**EXERCISE DIRECTIONS:** Collect all lines below with the string "this".

*** PROVIDED MATERIAL Section Begins ***

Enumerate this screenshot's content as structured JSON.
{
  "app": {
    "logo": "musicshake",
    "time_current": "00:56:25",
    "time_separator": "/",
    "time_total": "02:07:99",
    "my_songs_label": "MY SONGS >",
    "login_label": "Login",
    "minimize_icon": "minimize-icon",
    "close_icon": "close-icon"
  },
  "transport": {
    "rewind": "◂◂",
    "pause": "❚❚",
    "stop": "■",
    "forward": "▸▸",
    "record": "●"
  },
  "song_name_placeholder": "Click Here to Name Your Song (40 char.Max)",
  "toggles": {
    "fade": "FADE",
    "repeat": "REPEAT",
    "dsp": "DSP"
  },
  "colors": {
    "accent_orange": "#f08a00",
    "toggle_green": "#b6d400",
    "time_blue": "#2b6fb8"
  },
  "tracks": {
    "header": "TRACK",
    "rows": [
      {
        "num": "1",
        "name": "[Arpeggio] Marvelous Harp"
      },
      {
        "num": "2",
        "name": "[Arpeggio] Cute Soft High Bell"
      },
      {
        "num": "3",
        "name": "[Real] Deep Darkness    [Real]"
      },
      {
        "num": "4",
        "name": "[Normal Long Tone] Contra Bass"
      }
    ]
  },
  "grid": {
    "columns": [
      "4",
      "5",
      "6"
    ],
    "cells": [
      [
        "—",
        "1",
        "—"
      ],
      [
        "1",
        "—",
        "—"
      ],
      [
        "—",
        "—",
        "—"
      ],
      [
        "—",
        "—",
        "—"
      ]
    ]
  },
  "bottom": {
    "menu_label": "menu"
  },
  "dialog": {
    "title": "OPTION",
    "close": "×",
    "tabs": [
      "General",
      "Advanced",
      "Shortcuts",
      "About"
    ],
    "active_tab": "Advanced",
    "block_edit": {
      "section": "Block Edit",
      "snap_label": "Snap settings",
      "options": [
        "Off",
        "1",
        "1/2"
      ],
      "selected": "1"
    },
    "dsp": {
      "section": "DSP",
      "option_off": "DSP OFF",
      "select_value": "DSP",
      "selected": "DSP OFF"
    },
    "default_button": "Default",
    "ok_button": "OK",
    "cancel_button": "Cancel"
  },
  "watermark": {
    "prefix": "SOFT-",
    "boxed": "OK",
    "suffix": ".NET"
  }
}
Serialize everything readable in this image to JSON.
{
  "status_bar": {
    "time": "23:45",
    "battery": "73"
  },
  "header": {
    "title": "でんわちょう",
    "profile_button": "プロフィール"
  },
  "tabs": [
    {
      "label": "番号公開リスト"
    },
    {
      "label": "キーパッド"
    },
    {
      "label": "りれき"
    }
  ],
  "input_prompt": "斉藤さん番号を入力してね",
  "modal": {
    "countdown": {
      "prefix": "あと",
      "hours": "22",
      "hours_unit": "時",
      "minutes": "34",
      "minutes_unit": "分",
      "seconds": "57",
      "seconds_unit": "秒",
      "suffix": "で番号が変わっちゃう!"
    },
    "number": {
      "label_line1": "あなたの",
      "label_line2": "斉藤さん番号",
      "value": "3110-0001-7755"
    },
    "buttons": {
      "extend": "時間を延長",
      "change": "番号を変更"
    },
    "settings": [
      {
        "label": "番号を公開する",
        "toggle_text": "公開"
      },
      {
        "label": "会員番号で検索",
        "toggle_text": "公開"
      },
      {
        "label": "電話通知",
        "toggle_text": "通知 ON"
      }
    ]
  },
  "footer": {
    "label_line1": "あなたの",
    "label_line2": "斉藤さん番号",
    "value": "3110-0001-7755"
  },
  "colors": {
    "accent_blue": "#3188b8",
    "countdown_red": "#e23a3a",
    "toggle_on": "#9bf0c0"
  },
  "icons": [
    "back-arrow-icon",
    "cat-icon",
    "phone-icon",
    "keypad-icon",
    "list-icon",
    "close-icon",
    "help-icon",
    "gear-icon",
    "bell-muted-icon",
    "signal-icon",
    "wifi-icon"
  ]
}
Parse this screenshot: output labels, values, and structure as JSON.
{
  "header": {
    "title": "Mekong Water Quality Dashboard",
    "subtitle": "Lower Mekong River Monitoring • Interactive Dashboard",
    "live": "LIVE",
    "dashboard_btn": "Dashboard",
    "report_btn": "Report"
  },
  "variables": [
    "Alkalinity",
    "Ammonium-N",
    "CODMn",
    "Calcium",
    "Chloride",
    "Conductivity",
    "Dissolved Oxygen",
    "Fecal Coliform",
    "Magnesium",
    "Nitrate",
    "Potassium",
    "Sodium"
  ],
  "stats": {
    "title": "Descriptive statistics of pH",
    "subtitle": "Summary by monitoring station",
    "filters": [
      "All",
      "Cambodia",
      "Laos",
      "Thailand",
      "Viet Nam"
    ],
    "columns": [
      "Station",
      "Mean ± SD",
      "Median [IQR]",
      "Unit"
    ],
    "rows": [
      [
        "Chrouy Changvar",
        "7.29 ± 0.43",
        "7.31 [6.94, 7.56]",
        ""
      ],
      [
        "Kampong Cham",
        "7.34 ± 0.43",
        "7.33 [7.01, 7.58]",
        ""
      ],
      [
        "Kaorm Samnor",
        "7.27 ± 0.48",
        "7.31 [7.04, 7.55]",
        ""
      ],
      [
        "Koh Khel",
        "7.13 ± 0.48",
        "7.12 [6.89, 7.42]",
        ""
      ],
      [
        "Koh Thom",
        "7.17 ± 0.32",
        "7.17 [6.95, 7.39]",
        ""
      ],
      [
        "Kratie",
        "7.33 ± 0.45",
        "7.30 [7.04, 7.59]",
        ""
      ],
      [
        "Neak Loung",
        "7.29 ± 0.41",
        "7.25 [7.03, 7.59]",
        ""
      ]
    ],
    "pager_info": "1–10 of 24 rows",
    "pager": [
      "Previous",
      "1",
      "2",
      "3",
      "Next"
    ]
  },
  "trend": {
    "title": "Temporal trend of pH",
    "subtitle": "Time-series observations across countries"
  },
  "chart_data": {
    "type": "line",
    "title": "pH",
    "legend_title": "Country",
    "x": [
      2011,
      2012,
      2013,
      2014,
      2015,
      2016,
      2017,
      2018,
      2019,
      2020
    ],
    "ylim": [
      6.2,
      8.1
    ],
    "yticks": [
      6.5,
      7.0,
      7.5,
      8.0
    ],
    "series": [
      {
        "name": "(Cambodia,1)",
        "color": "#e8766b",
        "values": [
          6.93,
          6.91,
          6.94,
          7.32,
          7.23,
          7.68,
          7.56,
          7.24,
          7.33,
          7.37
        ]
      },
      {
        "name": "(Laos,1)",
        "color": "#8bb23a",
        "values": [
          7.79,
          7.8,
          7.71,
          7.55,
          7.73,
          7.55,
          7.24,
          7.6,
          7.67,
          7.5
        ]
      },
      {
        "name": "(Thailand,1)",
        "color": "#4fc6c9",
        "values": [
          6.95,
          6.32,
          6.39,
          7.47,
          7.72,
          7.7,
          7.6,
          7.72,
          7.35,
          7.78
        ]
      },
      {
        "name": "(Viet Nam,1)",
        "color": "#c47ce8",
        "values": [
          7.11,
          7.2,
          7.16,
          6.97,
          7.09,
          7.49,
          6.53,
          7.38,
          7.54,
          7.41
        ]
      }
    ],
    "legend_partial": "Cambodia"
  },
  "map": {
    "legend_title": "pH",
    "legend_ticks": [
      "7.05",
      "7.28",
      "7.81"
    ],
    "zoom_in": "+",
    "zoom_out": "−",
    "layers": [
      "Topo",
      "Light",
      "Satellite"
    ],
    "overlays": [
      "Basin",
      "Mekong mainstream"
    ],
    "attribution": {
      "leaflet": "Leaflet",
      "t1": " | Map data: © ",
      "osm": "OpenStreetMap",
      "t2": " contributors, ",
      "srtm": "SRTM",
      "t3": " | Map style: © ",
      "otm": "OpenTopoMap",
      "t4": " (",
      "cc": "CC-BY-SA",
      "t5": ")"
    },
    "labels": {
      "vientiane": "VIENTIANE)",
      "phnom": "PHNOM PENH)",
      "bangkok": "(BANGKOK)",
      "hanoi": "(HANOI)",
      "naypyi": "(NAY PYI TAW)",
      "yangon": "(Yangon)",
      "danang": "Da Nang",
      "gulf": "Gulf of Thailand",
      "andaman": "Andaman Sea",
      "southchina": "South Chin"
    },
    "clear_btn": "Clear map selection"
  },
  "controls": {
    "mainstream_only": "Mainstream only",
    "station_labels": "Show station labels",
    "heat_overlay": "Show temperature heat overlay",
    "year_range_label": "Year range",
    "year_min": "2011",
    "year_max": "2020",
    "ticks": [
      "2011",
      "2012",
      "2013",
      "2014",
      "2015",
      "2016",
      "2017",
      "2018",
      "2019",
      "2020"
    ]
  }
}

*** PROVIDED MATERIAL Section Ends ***

**YOUR SOLUTION:**
Enumerate this screenshot's content as structured JSON.
Serialize everything readable in this image to JSON.
Parse this screenshot: output labels, values, and structure as JSON.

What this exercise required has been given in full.